What needs to be done: Read through the data, and wherever a line holds the word "date", write that line out.

Provided material:
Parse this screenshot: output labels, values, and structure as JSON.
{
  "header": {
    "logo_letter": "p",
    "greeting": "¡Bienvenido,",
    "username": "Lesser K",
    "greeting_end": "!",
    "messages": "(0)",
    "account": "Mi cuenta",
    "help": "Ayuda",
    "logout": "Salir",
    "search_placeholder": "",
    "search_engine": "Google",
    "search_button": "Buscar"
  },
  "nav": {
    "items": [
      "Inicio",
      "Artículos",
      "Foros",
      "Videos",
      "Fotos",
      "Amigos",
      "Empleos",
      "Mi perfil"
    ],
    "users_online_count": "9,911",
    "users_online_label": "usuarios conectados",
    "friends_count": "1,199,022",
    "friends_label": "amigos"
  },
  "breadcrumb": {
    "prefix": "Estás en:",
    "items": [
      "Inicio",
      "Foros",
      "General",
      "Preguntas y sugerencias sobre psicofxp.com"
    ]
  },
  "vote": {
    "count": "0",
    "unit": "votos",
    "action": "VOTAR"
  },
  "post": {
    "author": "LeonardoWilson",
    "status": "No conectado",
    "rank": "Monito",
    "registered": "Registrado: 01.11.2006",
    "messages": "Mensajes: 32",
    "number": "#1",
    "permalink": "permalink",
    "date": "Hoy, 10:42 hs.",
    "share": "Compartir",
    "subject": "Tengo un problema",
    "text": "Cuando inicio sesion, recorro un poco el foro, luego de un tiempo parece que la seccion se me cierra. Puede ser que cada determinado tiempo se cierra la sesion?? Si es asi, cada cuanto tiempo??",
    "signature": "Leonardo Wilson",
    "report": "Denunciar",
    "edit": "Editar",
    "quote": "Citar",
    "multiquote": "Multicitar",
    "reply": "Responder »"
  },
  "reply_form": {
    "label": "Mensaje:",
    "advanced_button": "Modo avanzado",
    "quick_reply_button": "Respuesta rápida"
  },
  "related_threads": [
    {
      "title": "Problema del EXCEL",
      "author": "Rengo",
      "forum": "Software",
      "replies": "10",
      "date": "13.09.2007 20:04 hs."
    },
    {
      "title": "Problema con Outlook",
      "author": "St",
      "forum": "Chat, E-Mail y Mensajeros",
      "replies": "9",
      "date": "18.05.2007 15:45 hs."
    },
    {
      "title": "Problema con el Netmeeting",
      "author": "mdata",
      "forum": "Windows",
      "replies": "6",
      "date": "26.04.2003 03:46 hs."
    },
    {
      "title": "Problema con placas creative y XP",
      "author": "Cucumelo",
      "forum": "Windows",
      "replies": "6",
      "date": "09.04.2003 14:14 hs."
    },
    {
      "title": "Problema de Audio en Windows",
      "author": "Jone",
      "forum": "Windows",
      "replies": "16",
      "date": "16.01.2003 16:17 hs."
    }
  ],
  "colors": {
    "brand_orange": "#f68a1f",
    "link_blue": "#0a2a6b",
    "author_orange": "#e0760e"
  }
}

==

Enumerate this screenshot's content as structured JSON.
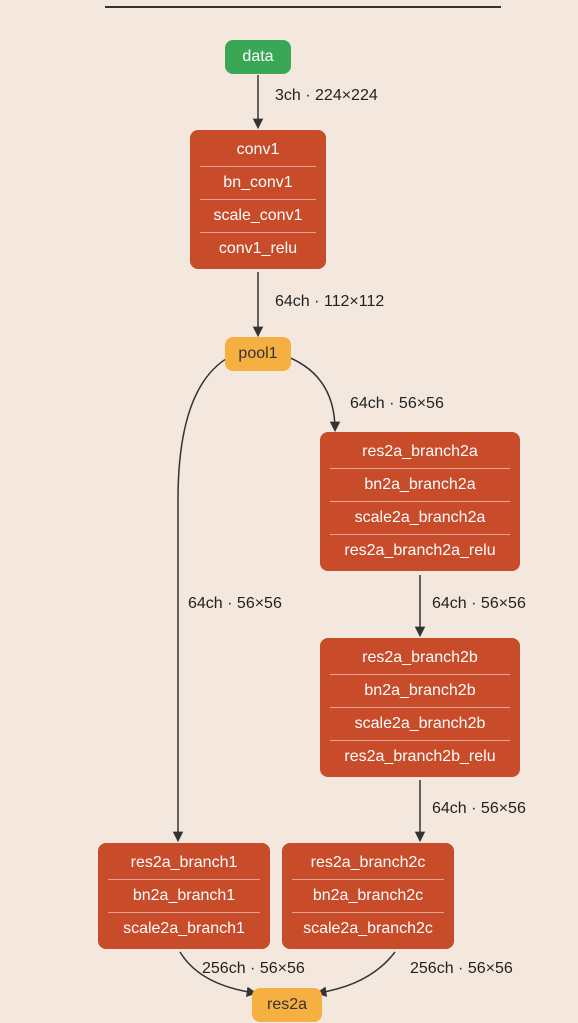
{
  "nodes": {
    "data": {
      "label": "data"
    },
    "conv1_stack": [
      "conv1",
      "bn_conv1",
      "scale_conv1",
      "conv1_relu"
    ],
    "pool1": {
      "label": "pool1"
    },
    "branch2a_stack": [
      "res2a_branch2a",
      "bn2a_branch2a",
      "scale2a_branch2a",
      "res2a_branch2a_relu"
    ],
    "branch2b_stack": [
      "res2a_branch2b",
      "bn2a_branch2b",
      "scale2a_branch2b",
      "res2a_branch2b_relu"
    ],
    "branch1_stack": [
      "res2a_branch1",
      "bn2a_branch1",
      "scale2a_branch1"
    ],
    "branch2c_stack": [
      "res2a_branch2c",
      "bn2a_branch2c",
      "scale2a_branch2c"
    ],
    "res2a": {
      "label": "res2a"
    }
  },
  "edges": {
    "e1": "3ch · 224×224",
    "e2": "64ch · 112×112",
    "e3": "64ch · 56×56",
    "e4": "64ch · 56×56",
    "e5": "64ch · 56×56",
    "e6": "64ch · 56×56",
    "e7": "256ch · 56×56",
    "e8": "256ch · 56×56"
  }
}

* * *

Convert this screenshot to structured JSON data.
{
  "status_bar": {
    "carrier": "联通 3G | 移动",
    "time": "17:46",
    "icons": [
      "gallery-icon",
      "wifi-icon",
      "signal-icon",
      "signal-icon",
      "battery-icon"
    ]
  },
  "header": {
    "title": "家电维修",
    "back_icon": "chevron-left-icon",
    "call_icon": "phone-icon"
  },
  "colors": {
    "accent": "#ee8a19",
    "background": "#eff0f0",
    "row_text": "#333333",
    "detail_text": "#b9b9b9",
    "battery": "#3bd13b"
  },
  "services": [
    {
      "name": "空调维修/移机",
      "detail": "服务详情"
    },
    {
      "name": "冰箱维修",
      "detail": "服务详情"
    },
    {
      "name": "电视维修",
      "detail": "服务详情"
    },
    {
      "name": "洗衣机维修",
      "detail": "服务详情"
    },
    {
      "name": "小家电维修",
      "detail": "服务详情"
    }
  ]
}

Reply to the task:
    "date": "Hoy, 10:42 hs.",
      "date": "13.09.2007 20:04 hs."
      "date": "18.05.2007 15:45 hs."
      "date": "26.04.2003 03:46 hs."
      "date": "09.04.2003 14:14 hs."
      "date": "16.01.2003 16:17 hs."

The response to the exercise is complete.